ANCRAM—One person’s treasure is another person’s trash heap.
Columbia County still has some wild remote places. While some delight in these off-the-beaten-path natural treasures, others see the secluded sites as ideal for dumping trash.
Sometime in September a resident of Catalano Road in the southeastern part of town noticed someone had been using a ravine on one side of the steep dirt road as a dump. She reported it.
The property is part of the Columbia Land Conservancy’s (CLC) 415-acre Round Ball Mountain Conservation Area, which can be accessed off Carson Road along the Columbia/Dutchess County border and includes 6.5 miles of trails and a 1,318 foot summit with views of the Harlem Valley and Taconic Mountains.
The state Department of Environmental Conservation (DEC), a sheriff’s deputy and the Ancram Highway Department were called in.
Ancram Highway Superintendent Jim MacArthur said by phone this week that it looked as if someone backed a truck up to the edge of the road at a place where there was no guiderail and shoved a pile of building materials including sheet rock, a door, old boards and lumber down into a 40-foot ravine, the bottom of which is an old creek bed.
Mr. MacArthur said he sent his crew to check it out and clean it up.
But they found a lot more than the building materials. The highway boss said the location had apparently been used as a dump for some time and tires, televisions, toys and mattresses were all part of the discarded pile.
The men started reaching down the ravine with a backhoe to grab the stuff, but were not able to retrieve much before the bank started crumbling and sliding down on top of the debris.
The men reported back to Mr. MacArthur about the situation. In the meantime, the DEC set up infrared motion detector cameras at the site in an attempt to catch the dumpers.
A couple of weeks ago, Mr. MacArthur and his intrepid crew returned to the site with an alternate cleanup strategy.
Two men, Brian Ingles and Barry Hay, found a place further up the road where the bank was not quite as steep and they could walk down onto the stream bed.

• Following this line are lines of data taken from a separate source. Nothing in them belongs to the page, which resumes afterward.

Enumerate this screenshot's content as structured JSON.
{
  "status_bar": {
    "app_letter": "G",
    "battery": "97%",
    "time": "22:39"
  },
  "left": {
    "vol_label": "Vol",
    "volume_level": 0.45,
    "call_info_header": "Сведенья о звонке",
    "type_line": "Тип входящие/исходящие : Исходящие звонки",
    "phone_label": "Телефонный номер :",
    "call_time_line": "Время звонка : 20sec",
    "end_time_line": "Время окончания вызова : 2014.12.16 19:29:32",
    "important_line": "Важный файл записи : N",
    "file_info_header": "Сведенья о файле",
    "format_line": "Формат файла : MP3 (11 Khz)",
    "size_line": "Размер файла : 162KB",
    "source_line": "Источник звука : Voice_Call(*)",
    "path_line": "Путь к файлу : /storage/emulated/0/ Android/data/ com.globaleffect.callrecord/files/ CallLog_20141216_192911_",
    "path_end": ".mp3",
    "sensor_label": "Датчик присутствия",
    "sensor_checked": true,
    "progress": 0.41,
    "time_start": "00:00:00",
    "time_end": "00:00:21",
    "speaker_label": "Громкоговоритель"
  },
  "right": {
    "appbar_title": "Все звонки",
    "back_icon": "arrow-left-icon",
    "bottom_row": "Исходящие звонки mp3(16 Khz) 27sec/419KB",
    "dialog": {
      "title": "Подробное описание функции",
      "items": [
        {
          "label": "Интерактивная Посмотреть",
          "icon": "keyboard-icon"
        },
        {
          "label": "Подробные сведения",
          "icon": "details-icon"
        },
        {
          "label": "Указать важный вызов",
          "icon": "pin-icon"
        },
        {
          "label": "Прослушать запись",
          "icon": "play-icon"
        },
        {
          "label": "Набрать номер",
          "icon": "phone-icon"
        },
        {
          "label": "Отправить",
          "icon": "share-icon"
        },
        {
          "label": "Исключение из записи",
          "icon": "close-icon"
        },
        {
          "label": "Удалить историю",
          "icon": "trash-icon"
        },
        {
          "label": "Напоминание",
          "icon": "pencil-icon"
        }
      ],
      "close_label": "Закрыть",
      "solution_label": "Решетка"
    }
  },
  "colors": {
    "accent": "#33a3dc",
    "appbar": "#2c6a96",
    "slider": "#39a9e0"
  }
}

Mr. MacArthur said he had secured a 100-gallon-sized trash receptacle from the Ancram Mill. The container, which resembled a grain cart or a small dumpster, was made of heavy-duty plastic had been “rigged-up” with hooks so it could be picked up with a fork-lift, he said. The container was lowered into the ravine, the two guys below filled it up, the crew on the roadside above hoisted the container and transferred the debris to a town dump truck. Ropes were tied around the old tires and large items, which were also hauled up the embankment.
Mr. MacArthur said after a couple of hours they collected two truckloads of stuff, which they took to Barbato’s in Hillsdale for disposal. Some of the mattresses were so old they disintegrated when they were picked up, he said. The highway crew had to mount a similar cleanup mission on Over Mountain Road some time ago, said the highway chief.
CLC Executive Director Peter Paden said that Catalano Road bisects the Round Ball Mountain Conservation Area. He was made aware of the dumping, but said it is not a common practice now-a-days. He said anyone who owns a chunk of woods anywhere in the county will likely find stuff dumped there. He said such dumping was part of “ancient history” and is not a recurrent or widespread problem at the CLC’s conservation areas now.
CLC Public Lands and Volunteer Manager Nate Davis, who was on speaker phone with Mr. Paden and The Columbia Paper, said, CLC has some good neighbors who help keep an eye on the property, and CLC staff make frequent trips there for maintenance purposes. He said the dumping started long before CLC started managing the property and the most recent episode just added to the existing pile.
Mr. Paden said the CLC has ordered “No dumping” signs, which will soon be posted.
DEC Spokesman Rick Georgeson said his agency’s “investigation into the cause of the dumping is ongoing. No arrests have been made. We have stepped up our patrols in the area.” Anyone with information about the illegal dumping is asked to contact EnCon Officer James Davey at 518 414-6083.
To contact Diane Valden email .